Entries from a dataset of interfaces
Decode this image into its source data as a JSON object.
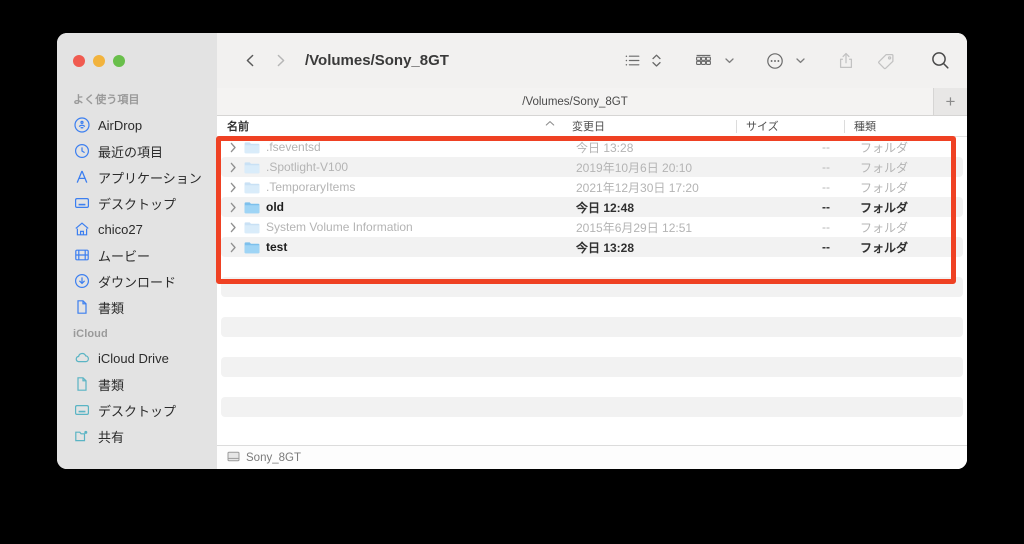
{
  "window": {
    "traffic_lights": [
      "close",
      "minimize",
      "zoom"
    ]
  },
  "toolbar": {
    "back_icon": "chevron-left",
    "forward_icon": "chevron-right",
    "path_title": "/Volumes/Sony_8GT",
    "view_list_icon": "list-view-icon",
    "sort_icon": "sort-updown-icon",
    "group_icon": "group-view-icon",
    "action_icon": "more-ellipsis-icon",
    "share_icon": "share-icon",
    "tag_icon": "tag-icon",
    "search_icon": "search-icon"
  },
  "tabbar": {
    "active_tab": "/Volumes/Sony_8GT",
    "add_tab_label": "+"
  },
  "columns": {
    "name": "名前",
    "date_modified": "変更日",
    "size": "サイズ",
    "kind": "種類",
    "sort_indicator": "^"
  },
  "files": [
    {
      "name": ".fseventsd",
      "date": "今日 13:28",
      "size": "--",
      "kind": "フォルダ",
      "dimmed": true
    },
    {
      "name": ".Spotlight-V100",
      "date": "2019年10月6日 20:10",
      "size": "--",
      "kind": "フォルダ",
      "dimmed": true
    },
    {
      "name": ".TemporaryItems",
      "date": "2021年12月30日 17:20",
      "size": "--",
      "kind": "フォルダ",
      "dimmed": true
    },
    {
      "name": "old",
      "date": "今日 12:48",
      "size": "--",
      "kind": "フォルダ",
      "dimmed": false
    },
    {
      "name": "System Volume Information",
      "date": "2015年6月29日 12:51",
      "size": "--",
      "kind": "フォルダ",
      "dimmed": true
    },
    {
      "name": "test",
      "date": "今日 13:28",
      "size": "--",
      "kind": "フォルダ",
      "dimmed": false
    }
  ],
  "empty_rows": 8,
  "statusbar": {
    "volume_icon": "drive-icon",
    "volume_name": "Sony_8GT"
  },
  "sidebar": {
    "sections": [
      {
        "title": "よく使う項目",
        "items": [
          {
            "label": "AirDrop",
            "icon": "airdrop-icon",
            "color": "#3c7ff0"
          },
          {
            "label": "最近の項目",
            "icon": "clock-icon",
            "color": "#3c7ff0"
          },
          {
            "label": "アプリケーション",
            "icon": "applications-icon",
            "color": "#3c7ff0"
          },
          {
            "label": "デスクトップ",
            "icon": "desktop-icon",
            "color": "#3c7ff0"
          },
          {
            "label": "chico27",
            "icon": "home-icon",
            "color": "#3c7ff0"
          },
          {
            "label": "ムービー",
            "icon": "movie-icon",
            "color": "#3c7ff0"
          },
          {
            "label": "ダウンロード",
            "icon": "download-icon",
            "color": "#3c7ff0"
          },
          {
            "label": "書類",
            "icon": "document-icon",
            "color": "#3c7ff0"
          }
        ]
      },
      {
        "title": "iCloud",
        "items": [
          {
            "label": "iCloud Drive",
            "icon": "cloud-icon",
            "color": "#5ab4c4"
          },
          {
            "label": "書類",
            "icon": "document-icon",
            "color": "#5ab4c4"
          },
          {
            "label": "デスクトップ",
            "icon": "desktop-icon",
            "color": "#5ab4c4"
          },
          {
            "label": "共有",
            "icon": "shared-folder-icon",
            "color": "#5ab4c4"
          }
        ]
      }
    ]
  },
  "annotation": {
    "highlight_color": "#ef4123",
    "shape": "rectangle"
  }
}
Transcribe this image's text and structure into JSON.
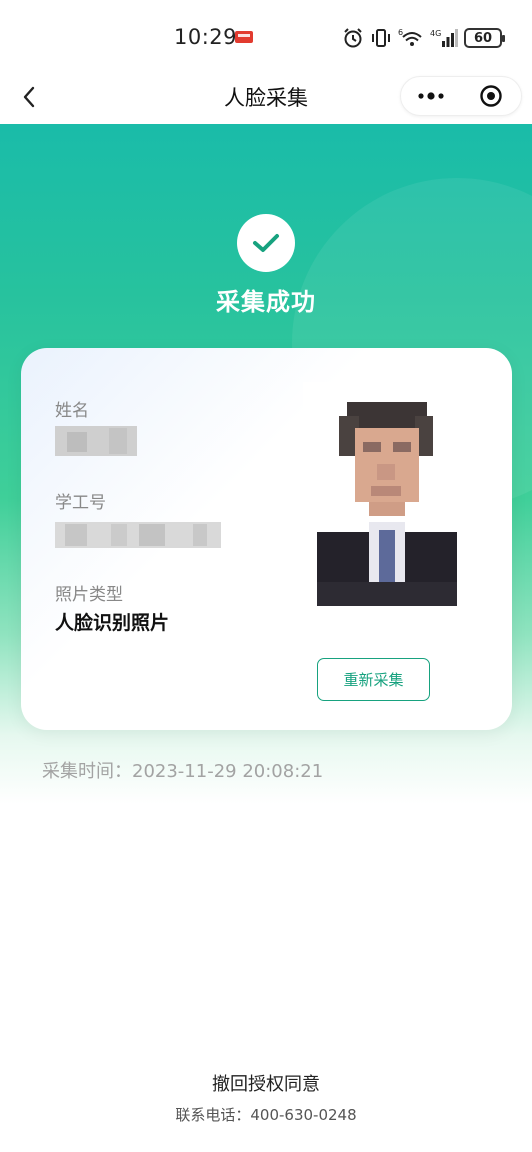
{
  "status_bar": {
    "time": "10:29",
    "network": "4G",
    "battery": "60"
  },
  "nav": {
    "title": "人脸采集"
  },
  "result": {
    "title": "采集成功"
  },
  "card": {
    "name_label": "姓名",
    "id_label": "学工号",
    "photo_type_label": "照片类型",
    "photo_type_value": "人脸识别照片",
    "recapture_label": "重新采集"
  },
  "capture_time": "采集时间：2023-11-29 20:08:21",
  "footer": {
    "revoke_label": "撤回授权同意",
    "contact": "联系电话：400-630-0248"
  },
  "colors": {
    "accent": "#17a27f",
    "hero_top": "#1abca9",
    "hero_mid": "#3fcf99"
  }
}
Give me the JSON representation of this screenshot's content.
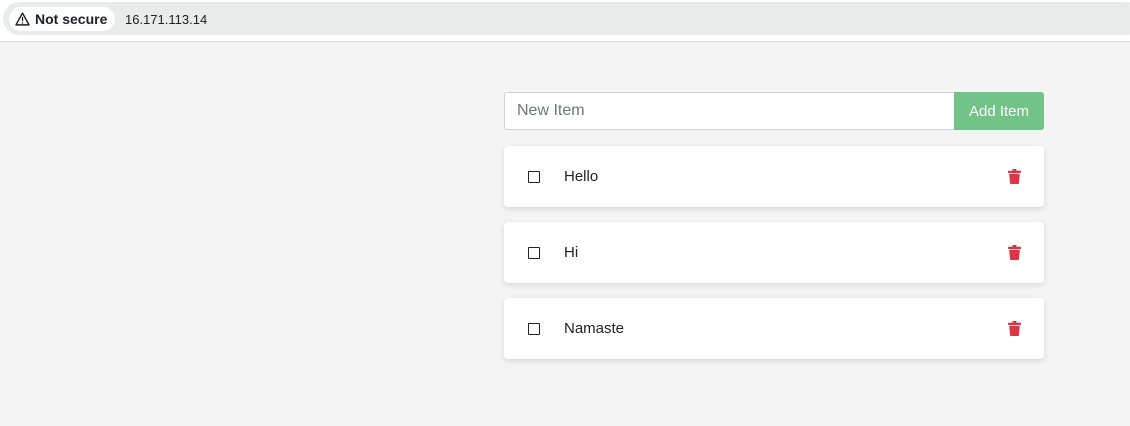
{
  "browser": {
    "security_label": "Not secure",
    "security_icon": "warning-triangle-icon",
    "url": "16.171.113.14"
  },
  "form": {
    "input_placeholder": "New Item",
    "input_value": "",
    "add_button_label": "Add Item"
  },
  "items": [
    {
      "text": "Hello",
      "checked": false
    },
    {
      "text": "Hi",
      "checked": false
    },
    {
      "text": "Namaste",
      "checked": false
    }
  ],
  "icons": {
    "checkbox": "square-checkbox-icon",
    "delete": "trash-icon"
  },
  "colors": {
    "accent": "#72c387",
    "delete": "#dc3545",
    "background": "#f4f4f4"
  }
}
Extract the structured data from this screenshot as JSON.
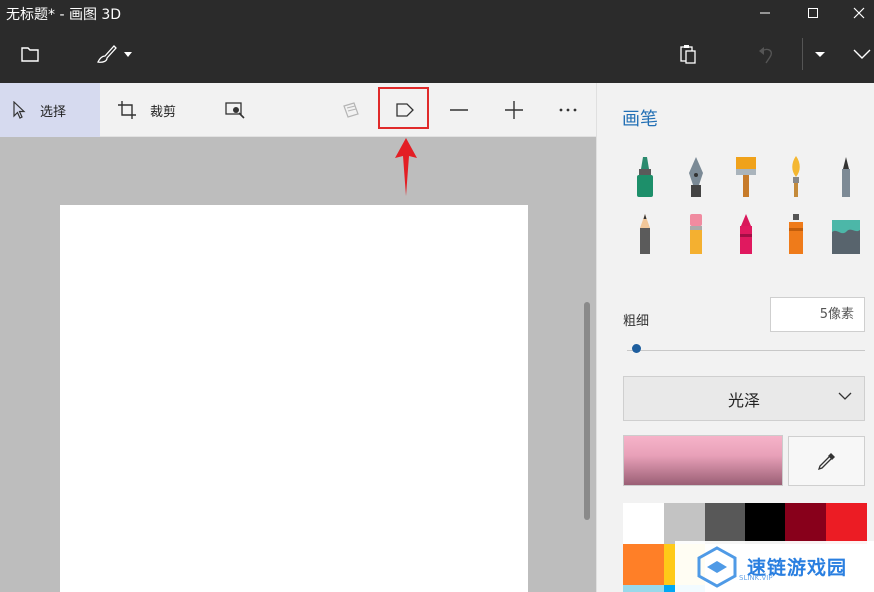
{
  "window": {
    "title": "无标题* - 画图 3D"
  },
  "toolbar": {
    "icons": [
      "folder-icon",
      "brush-menu-icon",
      "paste-icon",
      "undo-icon",
      "history-dropdown-icon",
      "expand-icon"
    ]
  },
  "ribbon": {
    "select_label": "选择",
    "crop_label": "裁剪",
    "tools": [
      "magic-select-icon",
      "3d-shapes-icon",
      "sticker-icon",
      "line-icon",
      "add-icon",
      "more-icon"
    ]
  },
  "panel": {
    "title": "画笔",
    "brushes": [
      "marker",
      "calligraphy-pen",
      "oil-brush",
      "watercolor",
      "pixel-pen",
      "pencil",
      "eraser",
      "crayon",
      "spray-can",
      "fill"
    ],
    "thickness_label": "粗细",
    "thickness_value": "5像素",
    "thickness_level": 0.02,
    "finish_label": "光泽",
    "current_color": "#f6b3c9",
    "palette": [
      "#ffffff",
      "#c3c3c3",
      "#585858",
      "#000000",
      "#88001b",
      "#ec1c24",
      "#ff7f27",
      "#ffca18",
      "#99d9ea",
      "#00a8f3"
    ]
  },
  "watermark": {
    "text": "速链游戏园",
    "sub": "SLINK.VIP"
  }
}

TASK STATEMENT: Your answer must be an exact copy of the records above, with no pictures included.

REPLY:
Decode this image into its source data as a JSON object.
{
  "window": {
    "traffic_lights": [
      "close",
      "minimize",
      "zoom"
    ]
  },
  "toolbar": {
    "back_icon": "chevron-left",
    "forward_icon": "chevron-right",
    "path_title": "/Volumes/Sony_8GT",
    "view_list_icon": "list-view-icon",
    "sort_icon": "sort-updown-icon",
    "group_icon": "group-view-icon",
    "action_icon": "more-ellipsis-icon",
    "share_icon": "share-icon",
    "tag_icon": "tag-icon",
    "search_icon": "search-icon"
  },
  "tabbar": {
    "active_tab": "/Volumes/Sony_8GT",
    "add_tab_label": "+"
  },
  "columns": {
    "name": "名前",
    "date_modified": "変更日",
    "size": "サイズ",
    "kind": "種類",
    "sort_indicator": "^"
  },
  "files": [
    {
      "name": ".fseventsd",
      "date": "今日 13:28",
      "size": "--",
      "kind": "フォルダ",
      "dimmed": true
    },
    {
      "name": ".Spotlight-V100",
      "date": "2019年10月6日 20:10",
      "size": "--",
      "kind": "フォルダ",
      "dimmed": true
    },
    {
      "name": ".TemporaryItems",
      "date": "2021年12月30日 17:20",
      "size": "--",
      "kind": "フォルダ",
      "dimmed": true
    },
    {
      "name": "old",
      "date": "今日 12:48",
      "size": "--",
      "kind": "フォルダ",
      "dimmed": false
    },
    {
      "name": "System Volume Information",
      "date": "2015年6月29日 12:51",
      "size": "--",
      "kind": "フォルダ",
      "dimmed": true
    },
    {
      "name": "test",
      "date": "今日 13:28",
      "size": "--",
      "kind": "フォルダ",
      "dimmed": false
    }
  ],
  "empty_rows": 8,
  "statusbar": {
    "volume_icon": "drive-icon",
    "volume_name": "Sony_8GT"
  },
  "sidebar": {
    "sections": [
      {
        "title": "よく使う項目",
        "items": [
          {
            "label": "AirDrop",
            "icon": "airdrop-icon",
            "color": "#3c7ff0"
          },
          {
            "label": "最近の項目",
            "icon": "clock-icon",
            "color": "#3c7ff0"
          },
          {
            "label": "アプリケーション",
            "icon": "applications-icon",
            "color": "#3c7ff0"
          },
          {
            "label": "デスクトップ",
            "icon": "desktop-icon",
            "color": "#3c7ff0"
          },
          {
            "label": "chico27",
            "icon": "home-icon",
            "color": "#3c7ff0"
          },
          {
            "label": "ムービー",
            "icon": "movie-icon",
            "color": "#3c7ff0"
          },
          {
            "label": "ダウンロード",
            "icon": "download-icon",
            "color": "#3c7ff0"
          },
          {
            "label": "書類",
            "icon": "document-icon",
            "color": "#3c7ff0"
          }
        ]
      },
      {
        "title": "iCloud",
        "items": [
          {
            "label": "iCloud Drive",
            "icon": "cloud-icon",
            "color": "#5ab4c4"
          },
          {
            "label": "書類",
            "icon": "document-icon",
            "color": "#5ab4c4"
          },
          {
            "label": "デスクトップ",
            "icon": "desktop-icon",
            "color": "#5ab4c4"
          },
          {
            "label": "共有",
            "icon": "shared-folder-icon",
            "color": "#5ab4c4"
          }
        ]
      }
    ]
  },
  "annotation": {
    "highlight_color": "#ef4123",
    "shape": "rectangle"
  }
}
Transcribe this image's text and structure into JSON.
{
  "status_bar": {
    "time": "10:29",
    "network": "4G",
    "battery": "60"
  },
  "nav": {
    "title": "人脸采集"
  },
  "result": {
    "title": "采集成功"
  },
  "card": {
    "name_label": "姓名",
    "id_label": "学工号",
    "photo_type_label": "照片类型",
    "photo_type_value": "人脸识别照片",
    "recapture_label": "重新采集"
  },
  "capture_time": "采集时间：2023-11-29 20:08:21",
  "footer": {
    "revoke_label": "撤回授权同意",
    "contact": "联系电话：400-630-0248"
  },
  "colors": {
    "accent": "#17a27f",
    "hero_top": "#1abca9",
    "hero_mid": "#3fcf99"
  }
}
Give me the JSON representation of this screenshot's content.
{
  "browser": {
    "security_label": "Not secure",
    "security_icon": "warning-triangle-icon",
    "url": "16.171.113.14"
  },
  "form": {
    "input_placeholder": "New Item",
    "input_value": "",
    "add_button_label": "Add Item"
  },
  "items": [
    {
      "text": "Hello",
      "checked": false
    },
    {
      "text": "Hi",
      "checked": false
    },
    {
      "text": "Namaste",
      "checked": false
    }
  ],
  "icons": {
    "checkbox": "square-checkbox-icon",
    "delete": "trash-icon"
  },
  "colors": {
    "accent": "#72c387",
    "delete": "#dc3545",
    "background": "#f4f4f4"
  }
}
Extract the structured data from this screenshot as JSON.
{
  "window": {
    "title": "无标题* - 画图 3D"
  },
  "toolbar": {
    "icons": [
      "folder-icon",
      "brush-menu-icon",
      "paste-icon",
      "undo-icon",
      "history-dropdown-icon",
      "expand-icon"
    ]
  },
  "ribbon": {
    "select_label": "选择",
    "crop_label": "裁剪",
    "tools": [
      "magic-select-icon",
      "3d-shapes-icon",
      "sticker-icon",
      "line-icon",
      "add-icon",
      "more-icon"
    ]
  },
  "panel": {
    "title": "画笔",
    "brushes": [
      "marker",
      "calligraphy-pen",
      "oil-brush",
      "watercolor",
      "pixel-pen",
      "pencil",
      "eraser",
      "crayon",
      "spray-can",
      "fill"
    ],
    "thickness_label": "粗细",
    "thickness_value": "5像素",
    "thickness_level": 0.02,
    "finish_label": "光泽",
    "current_color": "#f6b3c9",
    "palette": [
      "#ffffff",
      "#c3c3c3",
      "#585858",
      "#000000",
      "#88001b",
      "#ec1c24",
      "#ff7f27",
      "#ffca18",
      "#99d9ea",
      "#00a8f3"
    ]
  },
  "watermark": {
    "text": "速链游戏园",
    "sub": "SLINK.VIP"
  }
}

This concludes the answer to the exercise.